• Problem to work on: The result should be every line of the listing that contains "this".

◇ ◇ ◇ ◇ ◇

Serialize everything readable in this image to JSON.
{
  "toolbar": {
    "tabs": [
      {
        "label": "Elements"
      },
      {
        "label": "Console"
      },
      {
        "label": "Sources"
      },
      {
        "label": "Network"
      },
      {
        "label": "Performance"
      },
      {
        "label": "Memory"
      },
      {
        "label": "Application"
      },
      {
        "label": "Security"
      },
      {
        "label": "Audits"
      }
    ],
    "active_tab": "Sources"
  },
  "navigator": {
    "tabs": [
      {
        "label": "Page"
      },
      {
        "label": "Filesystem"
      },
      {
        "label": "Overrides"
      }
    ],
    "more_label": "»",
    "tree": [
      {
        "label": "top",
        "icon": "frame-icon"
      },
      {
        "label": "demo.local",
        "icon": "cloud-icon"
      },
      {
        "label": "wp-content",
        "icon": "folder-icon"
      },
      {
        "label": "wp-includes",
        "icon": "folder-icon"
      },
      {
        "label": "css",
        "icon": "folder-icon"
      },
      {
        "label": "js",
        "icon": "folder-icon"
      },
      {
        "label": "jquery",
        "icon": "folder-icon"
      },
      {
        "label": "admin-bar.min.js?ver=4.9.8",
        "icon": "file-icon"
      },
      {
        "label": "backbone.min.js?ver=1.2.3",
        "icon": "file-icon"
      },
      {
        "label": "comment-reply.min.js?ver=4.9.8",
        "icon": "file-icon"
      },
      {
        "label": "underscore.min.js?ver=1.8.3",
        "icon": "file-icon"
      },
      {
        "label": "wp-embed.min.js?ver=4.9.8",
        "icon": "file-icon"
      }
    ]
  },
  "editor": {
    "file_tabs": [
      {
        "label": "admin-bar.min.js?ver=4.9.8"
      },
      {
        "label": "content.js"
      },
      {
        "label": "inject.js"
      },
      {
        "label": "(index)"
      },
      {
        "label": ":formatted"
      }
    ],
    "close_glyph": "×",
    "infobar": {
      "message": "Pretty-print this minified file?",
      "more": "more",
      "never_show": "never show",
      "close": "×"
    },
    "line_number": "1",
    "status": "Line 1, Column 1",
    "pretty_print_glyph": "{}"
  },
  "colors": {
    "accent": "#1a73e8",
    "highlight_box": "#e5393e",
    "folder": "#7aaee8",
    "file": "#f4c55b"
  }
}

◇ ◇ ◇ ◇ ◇

• Reply:
Serialize everything readable in this image to JSON.
      "message": "Pretty-print this minified file?",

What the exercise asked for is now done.